Is this possible or am I being paranoid? Also, I might not be using the functionality properly?

2
  • I'm not sure I understand exactly where you 'bring in the categories.' Is this in the controller? View? Provided you are using a relationship where the User has_many :categories, you can use current_user.categories and current_user.categories.build (in your controller). If you can give an example of where your code is and how it is being used, that would probably give us a better idea about the security. It actually sounds like you're filtering for the current user inside the views rather than the controller, which seems like a bad idea to me. Apr 27 '11 at 14:18
  • edited question to address your comments. filtering does happen from the controller. Is there absolutely no way, that done in this way you could potentially look at other people's info?
    – Lievcin
    Apr 27 '11 at 14:30
2

Provided you're using the proper relationship between users and categories, i.e.

# in User.rb
has_many :categories

# in Category.rb
belongs_to :user

you should be able to use something like this in your controller:

@categories = current_user.categories

This way you're using the current user regardless of what parameters may be passed, and it will only get their galleries. You're not searching by a potentially insecure user_id anymore.

If you're worried about someone being able to view a category that isn't theirs, you can add your own private method similar to :authenticate_user! to make sure that the category being shown or edited actually belongs to the current user, running it in a before_filter like the other one, and redirecting if they don't have permission.

  private
  def authenticate_owner!
    if user_signed_in? && current_user.id == params[:id] # or something similar
      return true
    end
    redirect_to root_url,
      :notice => "You must have permission to access this category."
    return false
  end
4
  • Thanks for the suggestion. This wouldn't prevent the categories from being listed in the first place I assume. Do you think my fears are ungrounded? (If I didn't implement my own method on top of devise)
    – Lievcin
    Apr 27 '11 at 14:42
  • It depends exactly who you want accessing the categories. These can be applied to any of your controller actions. I'd use current_user.categories for your index or any other view if you only want viewers to see their own categories. The method I include I only apply to things that I want identity-based access to, such as the :show action for a personal photo gallery. Apr 27 '11 at 14:52
  • I personally don't know enough about how sessions work in Devise nor enough about how your code works (or what should be secure) to tell you whether your fears are fully ungrounded.
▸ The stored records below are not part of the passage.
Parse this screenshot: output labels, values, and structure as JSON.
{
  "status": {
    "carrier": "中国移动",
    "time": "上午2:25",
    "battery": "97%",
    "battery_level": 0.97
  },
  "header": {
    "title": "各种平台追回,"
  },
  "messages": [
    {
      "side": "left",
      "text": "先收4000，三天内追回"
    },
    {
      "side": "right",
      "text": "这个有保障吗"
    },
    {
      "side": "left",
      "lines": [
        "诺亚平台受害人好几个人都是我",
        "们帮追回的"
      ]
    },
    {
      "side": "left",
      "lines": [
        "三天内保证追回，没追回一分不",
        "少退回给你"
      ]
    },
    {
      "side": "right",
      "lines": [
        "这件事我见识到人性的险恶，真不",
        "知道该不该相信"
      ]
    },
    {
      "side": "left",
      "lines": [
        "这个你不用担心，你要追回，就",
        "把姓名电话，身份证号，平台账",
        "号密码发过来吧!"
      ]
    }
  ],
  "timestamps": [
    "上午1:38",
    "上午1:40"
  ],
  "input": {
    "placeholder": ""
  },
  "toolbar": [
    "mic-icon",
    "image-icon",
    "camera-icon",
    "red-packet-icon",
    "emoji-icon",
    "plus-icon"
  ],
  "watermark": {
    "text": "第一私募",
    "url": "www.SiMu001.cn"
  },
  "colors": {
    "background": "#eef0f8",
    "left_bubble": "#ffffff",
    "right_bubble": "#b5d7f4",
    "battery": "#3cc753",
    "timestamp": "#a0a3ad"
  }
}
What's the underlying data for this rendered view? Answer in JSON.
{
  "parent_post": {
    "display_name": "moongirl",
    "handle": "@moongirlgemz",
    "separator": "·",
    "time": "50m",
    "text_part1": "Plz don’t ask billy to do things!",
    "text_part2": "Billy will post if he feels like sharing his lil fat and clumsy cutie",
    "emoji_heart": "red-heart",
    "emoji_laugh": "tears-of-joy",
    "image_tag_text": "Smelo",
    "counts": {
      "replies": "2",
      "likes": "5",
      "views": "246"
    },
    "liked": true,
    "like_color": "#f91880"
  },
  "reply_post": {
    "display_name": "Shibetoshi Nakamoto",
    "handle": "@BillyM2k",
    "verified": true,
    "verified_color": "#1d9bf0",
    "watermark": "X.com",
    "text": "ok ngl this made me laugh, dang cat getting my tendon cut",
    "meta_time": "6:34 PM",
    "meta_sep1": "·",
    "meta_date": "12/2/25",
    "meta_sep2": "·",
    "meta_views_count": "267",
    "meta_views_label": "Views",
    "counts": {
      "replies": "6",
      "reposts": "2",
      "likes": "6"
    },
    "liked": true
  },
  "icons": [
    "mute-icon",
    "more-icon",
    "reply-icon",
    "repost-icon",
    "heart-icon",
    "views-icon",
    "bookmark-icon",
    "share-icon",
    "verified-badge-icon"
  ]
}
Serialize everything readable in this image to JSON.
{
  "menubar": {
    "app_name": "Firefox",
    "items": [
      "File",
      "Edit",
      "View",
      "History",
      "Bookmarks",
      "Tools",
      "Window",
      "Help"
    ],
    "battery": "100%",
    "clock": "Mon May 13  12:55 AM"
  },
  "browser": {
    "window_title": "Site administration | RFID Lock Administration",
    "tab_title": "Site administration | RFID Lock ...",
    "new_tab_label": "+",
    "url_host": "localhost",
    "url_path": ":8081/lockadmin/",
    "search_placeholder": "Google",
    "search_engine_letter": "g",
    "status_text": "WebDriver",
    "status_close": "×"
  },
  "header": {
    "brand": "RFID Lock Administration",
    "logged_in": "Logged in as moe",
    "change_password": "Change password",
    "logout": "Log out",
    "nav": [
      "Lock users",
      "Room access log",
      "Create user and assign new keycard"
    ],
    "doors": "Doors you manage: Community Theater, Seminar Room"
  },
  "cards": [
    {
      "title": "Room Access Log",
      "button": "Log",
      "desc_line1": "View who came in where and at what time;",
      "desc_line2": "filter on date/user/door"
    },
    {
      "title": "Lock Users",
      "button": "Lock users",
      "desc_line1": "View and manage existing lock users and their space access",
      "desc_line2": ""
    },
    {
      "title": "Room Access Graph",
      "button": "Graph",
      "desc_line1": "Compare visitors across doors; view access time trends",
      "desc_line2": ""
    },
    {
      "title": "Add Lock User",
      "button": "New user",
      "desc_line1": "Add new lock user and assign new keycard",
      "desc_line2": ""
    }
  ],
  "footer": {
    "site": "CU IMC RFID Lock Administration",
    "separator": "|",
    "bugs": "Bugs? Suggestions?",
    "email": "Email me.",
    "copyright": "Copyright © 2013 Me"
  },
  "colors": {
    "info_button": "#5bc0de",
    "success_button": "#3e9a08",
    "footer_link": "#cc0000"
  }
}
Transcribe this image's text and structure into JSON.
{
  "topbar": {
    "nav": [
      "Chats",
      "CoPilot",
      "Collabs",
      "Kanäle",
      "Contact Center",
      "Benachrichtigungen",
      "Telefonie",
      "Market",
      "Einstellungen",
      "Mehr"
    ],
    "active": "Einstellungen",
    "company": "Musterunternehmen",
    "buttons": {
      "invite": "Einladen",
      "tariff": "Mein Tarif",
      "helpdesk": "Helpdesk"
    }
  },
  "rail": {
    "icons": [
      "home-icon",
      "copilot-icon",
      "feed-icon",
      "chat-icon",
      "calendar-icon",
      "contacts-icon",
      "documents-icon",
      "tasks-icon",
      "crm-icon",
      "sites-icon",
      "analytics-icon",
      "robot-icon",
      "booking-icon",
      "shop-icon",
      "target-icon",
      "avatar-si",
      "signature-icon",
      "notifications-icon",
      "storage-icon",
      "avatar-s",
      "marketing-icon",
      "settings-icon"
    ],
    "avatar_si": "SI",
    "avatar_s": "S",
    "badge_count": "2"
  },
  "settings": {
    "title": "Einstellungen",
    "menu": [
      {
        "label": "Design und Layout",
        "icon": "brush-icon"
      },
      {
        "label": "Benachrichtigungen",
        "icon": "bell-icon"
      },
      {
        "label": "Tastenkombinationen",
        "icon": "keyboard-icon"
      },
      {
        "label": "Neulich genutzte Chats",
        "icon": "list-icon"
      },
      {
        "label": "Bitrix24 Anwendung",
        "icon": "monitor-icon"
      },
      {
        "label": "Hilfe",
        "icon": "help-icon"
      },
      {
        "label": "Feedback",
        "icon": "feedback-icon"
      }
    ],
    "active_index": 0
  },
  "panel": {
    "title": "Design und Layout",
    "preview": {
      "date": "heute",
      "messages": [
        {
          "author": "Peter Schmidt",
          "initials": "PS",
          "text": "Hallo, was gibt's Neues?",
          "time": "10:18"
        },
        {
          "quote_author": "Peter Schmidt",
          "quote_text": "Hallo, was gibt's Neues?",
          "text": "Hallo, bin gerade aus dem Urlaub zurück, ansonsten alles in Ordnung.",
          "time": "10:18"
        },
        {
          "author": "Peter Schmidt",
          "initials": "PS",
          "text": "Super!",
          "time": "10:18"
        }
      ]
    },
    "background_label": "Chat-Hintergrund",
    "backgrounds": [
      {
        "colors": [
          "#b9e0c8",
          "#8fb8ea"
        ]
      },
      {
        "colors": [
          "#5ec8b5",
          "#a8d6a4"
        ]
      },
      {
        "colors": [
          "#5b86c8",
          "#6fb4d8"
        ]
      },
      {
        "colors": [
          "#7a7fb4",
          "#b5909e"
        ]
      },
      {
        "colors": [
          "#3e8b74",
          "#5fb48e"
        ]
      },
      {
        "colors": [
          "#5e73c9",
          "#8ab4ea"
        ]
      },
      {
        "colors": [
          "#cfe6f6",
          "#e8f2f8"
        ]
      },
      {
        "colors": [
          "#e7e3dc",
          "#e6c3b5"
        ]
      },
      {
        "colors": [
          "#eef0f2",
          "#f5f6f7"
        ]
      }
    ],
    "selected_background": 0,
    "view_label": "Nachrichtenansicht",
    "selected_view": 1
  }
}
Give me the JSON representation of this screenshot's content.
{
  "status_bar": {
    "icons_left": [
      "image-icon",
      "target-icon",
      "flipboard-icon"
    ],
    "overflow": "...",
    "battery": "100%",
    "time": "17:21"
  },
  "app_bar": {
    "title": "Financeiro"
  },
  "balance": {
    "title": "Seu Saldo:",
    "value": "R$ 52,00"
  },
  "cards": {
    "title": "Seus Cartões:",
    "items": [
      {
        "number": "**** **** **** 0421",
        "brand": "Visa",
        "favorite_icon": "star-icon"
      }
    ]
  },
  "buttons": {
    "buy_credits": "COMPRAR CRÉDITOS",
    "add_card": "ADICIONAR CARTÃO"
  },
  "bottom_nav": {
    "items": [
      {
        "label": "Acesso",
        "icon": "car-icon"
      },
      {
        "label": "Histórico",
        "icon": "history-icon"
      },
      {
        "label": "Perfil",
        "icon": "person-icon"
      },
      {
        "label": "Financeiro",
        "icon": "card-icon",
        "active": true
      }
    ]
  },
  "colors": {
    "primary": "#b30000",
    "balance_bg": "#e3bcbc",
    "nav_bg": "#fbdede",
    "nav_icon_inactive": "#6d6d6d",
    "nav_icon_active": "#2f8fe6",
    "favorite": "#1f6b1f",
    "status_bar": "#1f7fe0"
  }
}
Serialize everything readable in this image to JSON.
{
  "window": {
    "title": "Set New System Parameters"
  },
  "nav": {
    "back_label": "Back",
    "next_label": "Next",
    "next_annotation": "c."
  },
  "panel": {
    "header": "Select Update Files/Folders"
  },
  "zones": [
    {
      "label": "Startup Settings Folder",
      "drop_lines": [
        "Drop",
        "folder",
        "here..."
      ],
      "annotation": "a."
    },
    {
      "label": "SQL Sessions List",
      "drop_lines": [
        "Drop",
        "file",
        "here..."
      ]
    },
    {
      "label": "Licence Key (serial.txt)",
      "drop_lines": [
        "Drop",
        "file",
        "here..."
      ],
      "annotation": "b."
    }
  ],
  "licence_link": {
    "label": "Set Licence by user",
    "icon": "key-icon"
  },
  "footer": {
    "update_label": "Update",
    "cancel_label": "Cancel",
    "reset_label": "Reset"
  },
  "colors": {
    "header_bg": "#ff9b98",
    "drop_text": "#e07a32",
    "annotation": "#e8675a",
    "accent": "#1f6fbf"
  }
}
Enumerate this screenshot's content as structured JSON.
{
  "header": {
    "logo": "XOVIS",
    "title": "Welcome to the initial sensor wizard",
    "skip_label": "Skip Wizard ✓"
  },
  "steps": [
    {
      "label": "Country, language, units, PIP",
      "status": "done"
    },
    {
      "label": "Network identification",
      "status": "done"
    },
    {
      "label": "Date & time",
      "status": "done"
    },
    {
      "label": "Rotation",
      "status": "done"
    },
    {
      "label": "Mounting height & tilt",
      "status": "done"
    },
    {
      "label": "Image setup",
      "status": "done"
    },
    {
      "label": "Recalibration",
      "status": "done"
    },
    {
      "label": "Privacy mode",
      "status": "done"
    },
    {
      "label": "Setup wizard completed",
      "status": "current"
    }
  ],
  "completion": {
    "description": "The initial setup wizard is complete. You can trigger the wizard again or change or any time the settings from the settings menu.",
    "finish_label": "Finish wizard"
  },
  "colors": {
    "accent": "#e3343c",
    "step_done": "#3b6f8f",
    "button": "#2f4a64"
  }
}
But Devise only gives you the user's ability to log on and a user session with an identity, and can restrict access based on being logged in. Working with that, you have to implement your own methods to further restrict access after a user is logged in. (in my experience, at least) Apr 27 '11 at 14:55
  • The question deals with ownership rather than permissions where a simple where method (i.e. find_by_id_and_created_by_user_id) would prevent others from viewing the category.
    – rxgx
    Mar 26 '12 at 7:41
1

I think you have the relationship setup for a one-to-one (one category per user) instead of a one-to-many (many categories per user). If you have a category_id in the User model, the following should be your setup.

# in User.rb
belongs_to :category

# in Category.rb
has_many :users

# in CategoriesController
@category = current_user.category

If you want to have multiple categories per user, than I suggest using a link table (as model UserCategory) with user_id and category_id.

# in UserCategory.rb
belongs_to :user
belongs_to :category

# in User.rb
has_many :user_categories
has_many :categories, :through => :user_categories

# in Category.rb
has_many :user_categories
has_many :users, :through => :user_categories

Then, in your Category controller you can use your code from above to grab all categories by a given user.

# in CategoriesController.rb
@categories = current_user.categories
0

Based on Josh's answer, I just made it into an if else statement. I converted params[:id] to integer since current_user.id returns one.

class UsersController < ApplicationController
  before_filter :authenticate_owner!
  #....
  private
  def authenticate_owner!
    if user_signed_in? && current_user.id == params[:id].to_i
      return
    else
      redirect_to root_url, :notice => "You must have permission to access this page."
    end
  end
end

Your Answer

By clicking “Post Your Answer”, you agree to our terms of service, privacy policy and cookie policy

Not the answer you're looking for? Browse other questions tagged or ask your own question.